=== SOURCE RECORDS ===
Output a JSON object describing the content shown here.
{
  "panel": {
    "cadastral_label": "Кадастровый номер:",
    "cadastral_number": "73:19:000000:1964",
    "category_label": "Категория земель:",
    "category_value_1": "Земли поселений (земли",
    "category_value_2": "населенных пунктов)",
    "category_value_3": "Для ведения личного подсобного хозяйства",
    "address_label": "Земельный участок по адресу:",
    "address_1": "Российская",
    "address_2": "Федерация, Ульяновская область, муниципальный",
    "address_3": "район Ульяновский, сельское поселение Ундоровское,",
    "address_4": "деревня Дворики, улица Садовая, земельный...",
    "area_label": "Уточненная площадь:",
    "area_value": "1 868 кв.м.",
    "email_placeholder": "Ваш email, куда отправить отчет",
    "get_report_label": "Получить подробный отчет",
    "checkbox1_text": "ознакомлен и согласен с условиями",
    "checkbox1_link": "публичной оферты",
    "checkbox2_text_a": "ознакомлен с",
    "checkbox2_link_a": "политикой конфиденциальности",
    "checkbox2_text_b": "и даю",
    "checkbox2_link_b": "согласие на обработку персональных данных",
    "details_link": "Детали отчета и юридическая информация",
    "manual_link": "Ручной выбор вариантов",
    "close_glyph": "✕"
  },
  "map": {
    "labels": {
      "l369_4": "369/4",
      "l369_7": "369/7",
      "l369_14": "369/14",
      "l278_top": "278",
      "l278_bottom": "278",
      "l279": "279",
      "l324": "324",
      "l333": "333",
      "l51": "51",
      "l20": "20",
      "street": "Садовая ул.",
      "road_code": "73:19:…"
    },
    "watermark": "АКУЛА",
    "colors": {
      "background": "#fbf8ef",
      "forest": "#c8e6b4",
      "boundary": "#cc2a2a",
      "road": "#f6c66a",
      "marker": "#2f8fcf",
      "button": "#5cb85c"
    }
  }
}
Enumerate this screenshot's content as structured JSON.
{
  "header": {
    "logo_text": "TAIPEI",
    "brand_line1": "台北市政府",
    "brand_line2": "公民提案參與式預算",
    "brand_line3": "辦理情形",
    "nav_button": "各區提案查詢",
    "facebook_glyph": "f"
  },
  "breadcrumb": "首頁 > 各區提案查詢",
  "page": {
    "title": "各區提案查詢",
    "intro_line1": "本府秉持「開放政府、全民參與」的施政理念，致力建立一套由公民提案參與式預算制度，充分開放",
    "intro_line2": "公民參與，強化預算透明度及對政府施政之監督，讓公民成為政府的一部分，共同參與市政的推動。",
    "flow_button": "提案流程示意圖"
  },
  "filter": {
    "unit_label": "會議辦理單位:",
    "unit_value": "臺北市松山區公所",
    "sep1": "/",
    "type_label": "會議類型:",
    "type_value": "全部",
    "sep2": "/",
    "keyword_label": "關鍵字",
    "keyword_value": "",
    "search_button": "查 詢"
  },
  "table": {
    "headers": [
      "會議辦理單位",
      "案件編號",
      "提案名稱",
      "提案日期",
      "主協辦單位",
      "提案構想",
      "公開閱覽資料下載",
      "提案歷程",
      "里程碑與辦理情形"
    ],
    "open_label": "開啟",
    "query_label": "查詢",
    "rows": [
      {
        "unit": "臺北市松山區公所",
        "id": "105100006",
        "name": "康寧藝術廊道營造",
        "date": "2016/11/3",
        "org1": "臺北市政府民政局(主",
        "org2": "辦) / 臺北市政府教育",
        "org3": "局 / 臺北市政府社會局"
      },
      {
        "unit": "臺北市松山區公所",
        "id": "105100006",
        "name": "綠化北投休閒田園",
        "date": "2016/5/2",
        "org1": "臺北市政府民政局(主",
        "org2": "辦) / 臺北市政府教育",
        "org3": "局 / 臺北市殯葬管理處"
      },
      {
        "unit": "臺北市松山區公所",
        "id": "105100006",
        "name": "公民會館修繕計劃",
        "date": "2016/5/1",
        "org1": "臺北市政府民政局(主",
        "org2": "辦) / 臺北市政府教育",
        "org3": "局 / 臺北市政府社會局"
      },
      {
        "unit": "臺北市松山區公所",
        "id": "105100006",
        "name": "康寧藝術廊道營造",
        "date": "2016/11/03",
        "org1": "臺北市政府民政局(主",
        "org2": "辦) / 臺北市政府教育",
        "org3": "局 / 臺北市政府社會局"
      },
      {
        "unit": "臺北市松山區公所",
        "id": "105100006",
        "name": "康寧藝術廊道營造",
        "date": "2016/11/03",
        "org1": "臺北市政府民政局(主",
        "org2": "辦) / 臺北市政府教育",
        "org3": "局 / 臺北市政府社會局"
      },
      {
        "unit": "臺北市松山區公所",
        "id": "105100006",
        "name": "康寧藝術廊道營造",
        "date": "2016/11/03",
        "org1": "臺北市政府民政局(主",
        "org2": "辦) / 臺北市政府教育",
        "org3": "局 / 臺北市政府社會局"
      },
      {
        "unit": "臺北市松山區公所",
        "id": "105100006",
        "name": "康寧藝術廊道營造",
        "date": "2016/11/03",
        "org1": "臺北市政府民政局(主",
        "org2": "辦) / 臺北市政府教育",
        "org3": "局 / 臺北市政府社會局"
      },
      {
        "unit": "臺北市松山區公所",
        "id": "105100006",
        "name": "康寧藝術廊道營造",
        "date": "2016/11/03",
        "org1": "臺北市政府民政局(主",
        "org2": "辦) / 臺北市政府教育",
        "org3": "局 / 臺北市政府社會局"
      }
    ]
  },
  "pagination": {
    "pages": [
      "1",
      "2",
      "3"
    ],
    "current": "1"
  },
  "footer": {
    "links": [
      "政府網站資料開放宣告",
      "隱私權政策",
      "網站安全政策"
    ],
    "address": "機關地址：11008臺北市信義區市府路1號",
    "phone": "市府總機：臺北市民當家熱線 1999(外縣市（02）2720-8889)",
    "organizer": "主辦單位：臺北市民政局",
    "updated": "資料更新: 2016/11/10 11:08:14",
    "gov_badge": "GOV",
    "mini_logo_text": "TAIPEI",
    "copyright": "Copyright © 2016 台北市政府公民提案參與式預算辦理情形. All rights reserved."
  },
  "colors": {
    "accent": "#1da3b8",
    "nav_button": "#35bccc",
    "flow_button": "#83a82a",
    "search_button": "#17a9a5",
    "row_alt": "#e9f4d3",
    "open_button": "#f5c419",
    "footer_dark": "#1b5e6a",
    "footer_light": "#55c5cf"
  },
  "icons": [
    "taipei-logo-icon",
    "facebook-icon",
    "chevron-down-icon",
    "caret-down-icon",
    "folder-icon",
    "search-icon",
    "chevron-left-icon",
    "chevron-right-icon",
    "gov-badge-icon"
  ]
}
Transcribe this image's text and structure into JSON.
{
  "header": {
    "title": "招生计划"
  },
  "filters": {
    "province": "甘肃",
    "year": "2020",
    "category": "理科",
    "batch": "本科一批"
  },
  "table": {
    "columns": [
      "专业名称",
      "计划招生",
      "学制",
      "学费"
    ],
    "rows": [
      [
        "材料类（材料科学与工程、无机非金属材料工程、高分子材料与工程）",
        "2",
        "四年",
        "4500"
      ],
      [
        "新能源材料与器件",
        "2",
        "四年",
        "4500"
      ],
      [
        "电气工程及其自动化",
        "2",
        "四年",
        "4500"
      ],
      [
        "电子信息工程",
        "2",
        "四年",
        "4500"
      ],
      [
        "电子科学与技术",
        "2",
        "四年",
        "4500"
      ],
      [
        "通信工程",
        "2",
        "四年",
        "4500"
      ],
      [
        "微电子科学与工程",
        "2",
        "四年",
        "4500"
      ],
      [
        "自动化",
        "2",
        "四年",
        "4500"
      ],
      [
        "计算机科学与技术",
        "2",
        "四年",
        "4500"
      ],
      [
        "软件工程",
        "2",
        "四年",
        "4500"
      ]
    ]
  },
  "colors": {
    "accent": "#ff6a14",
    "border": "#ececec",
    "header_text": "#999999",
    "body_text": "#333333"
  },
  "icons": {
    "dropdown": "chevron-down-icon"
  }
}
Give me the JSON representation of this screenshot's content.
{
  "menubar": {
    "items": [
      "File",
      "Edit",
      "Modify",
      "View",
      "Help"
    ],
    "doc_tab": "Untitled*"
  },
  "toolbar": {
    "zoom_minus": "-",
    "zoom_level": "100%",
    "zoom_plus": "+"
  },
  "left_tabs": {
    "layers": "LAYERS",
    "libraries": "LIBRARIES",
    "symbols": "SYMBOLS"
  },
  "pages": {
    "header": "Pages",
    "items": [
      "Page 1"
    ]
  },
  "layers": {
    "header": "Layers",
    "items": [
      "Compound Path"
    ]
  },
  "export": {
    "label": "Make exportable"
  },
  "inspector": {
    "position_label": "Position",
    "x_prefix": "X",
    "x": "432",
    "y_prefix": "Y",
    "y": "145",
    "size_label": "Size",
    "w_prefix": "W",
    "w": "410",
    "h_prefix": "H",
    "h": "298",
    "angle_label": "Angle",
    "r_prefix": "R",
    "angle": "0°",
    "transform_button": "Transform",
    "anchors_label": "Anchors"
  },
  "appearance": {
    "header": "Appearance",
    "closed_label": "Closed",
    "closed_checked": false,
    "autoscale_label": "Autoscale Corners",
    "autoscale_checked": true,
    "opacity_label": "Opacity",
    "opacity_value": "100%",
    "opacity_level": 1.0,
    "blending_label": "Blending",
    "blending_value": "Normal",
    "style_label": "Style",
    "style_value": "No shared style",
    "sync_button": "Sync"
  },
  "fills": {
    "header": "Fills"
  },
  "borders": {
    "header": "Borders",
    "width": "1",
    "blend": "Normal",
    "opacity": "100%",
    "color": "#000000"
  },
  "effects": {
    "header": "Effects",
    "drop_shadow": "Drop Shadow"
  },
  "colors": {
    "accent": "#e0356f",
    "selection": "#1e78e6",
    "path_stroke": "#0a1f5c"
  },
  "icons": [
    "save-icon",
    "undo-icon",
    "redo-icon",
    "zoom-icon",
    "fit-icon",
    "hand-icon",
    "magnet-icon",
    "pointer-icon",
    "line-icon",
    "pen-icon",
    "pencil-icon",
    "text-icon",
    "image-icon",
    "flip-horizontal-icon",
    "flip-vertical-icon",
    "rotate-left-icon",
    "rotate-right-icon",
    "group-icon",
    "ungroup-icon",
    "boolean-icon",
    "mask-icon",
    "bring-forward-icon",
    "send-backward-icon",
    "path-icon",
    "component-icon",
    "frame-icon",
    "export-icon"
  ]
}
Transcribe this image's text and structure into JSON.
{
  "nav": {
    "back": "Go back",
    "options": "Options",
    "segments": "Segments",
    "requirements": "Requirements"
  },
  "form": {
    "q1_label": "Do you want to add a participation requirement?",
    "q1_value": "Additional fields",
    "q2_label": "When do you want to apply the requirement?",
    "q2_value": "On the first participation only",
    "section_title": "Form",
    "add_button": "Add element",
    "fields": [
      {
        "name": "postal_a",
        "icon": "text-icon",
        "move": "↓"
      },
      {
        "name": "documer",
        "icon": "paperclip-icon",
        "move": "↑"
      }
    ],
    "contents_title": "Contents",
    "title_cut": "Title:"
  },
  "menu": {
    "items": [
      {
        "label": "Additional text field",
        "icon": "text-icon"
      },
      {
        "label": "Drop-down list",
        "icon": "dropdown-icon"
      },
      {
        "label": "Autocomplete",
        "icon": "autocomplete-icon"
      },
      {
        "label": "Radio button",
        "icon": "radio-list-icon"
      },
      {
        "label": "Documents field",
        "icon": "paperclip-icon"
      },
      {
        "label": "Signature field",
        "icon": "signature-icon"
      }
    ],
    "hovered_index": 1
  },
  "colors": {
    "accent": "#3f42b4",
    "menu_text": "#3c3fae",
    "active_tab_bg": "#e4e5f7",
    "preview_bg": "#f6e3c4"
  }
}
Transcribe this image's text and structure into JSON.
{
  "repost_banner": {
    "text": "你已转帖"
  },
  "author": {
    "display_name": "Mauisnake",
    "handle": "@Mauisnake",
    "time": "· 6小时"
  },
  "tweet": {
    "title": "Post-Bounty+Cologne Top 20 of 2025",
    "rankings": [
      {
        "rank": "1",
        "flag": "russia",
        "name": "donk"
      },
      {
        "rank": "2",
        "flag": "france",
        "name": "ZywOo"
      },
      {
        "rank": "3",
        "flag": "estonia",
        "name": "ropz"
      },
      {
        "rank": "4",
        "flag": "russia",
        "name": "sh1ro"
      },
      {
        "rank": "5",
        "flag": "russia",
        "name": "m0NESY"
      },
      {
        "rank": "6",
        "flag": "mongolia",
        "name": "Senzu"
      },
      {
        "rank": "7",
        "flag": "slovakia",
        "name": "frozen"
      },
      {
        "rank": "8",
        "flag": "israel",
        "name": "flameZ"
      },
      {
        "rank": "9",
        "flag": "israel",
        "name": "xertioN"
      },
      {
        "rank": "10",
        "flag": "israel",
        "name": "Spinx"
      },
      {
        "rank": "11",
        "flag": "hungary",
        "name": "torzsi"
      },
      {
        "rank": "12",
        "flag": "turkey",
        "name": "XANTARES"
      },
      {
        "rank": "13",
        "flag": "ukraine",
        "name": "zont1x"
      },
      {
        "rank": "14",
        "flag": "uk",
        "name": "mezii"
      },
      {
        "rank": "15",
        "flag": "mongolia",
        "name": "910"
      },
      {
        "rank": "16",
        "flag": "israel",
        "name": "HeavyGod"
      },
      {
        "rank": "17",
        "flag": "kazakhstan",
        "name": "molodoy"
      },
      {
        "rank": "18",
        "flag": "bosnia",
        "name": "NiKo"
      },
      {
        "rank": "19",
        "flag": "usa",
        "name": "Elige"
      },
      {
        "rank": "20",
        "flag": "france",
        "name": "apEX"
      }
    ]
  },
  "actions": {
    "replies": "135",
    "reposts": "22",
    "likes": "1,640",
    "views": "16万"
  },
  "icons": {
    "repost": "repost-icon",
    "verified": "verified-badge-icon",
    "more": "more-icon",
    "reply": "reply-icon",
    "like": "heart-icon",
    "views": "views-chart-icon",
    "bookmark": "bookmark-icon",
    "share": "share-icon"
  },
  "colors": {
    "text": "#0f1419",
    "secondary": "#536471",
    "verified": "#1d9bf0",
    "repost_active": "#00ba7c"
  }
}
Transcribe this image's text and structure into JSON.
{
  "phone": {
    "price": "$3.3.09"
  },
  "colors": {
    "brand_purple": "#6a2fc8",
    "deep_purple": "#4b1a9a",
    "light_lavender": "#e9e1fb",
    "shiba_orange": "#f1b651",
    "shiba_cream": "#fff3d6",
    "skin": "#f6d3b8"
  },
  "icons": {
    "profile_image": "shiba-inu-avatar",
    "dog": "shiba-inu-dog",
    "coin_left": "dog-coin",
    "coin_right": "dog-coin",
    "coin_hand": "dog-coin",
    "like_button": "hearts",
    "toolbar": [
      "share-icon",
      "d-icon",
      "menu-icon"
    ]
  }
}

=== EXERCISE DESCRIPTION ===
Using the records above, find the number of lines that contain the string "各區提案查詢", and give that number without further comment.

=== ANSWER SECTION ===
3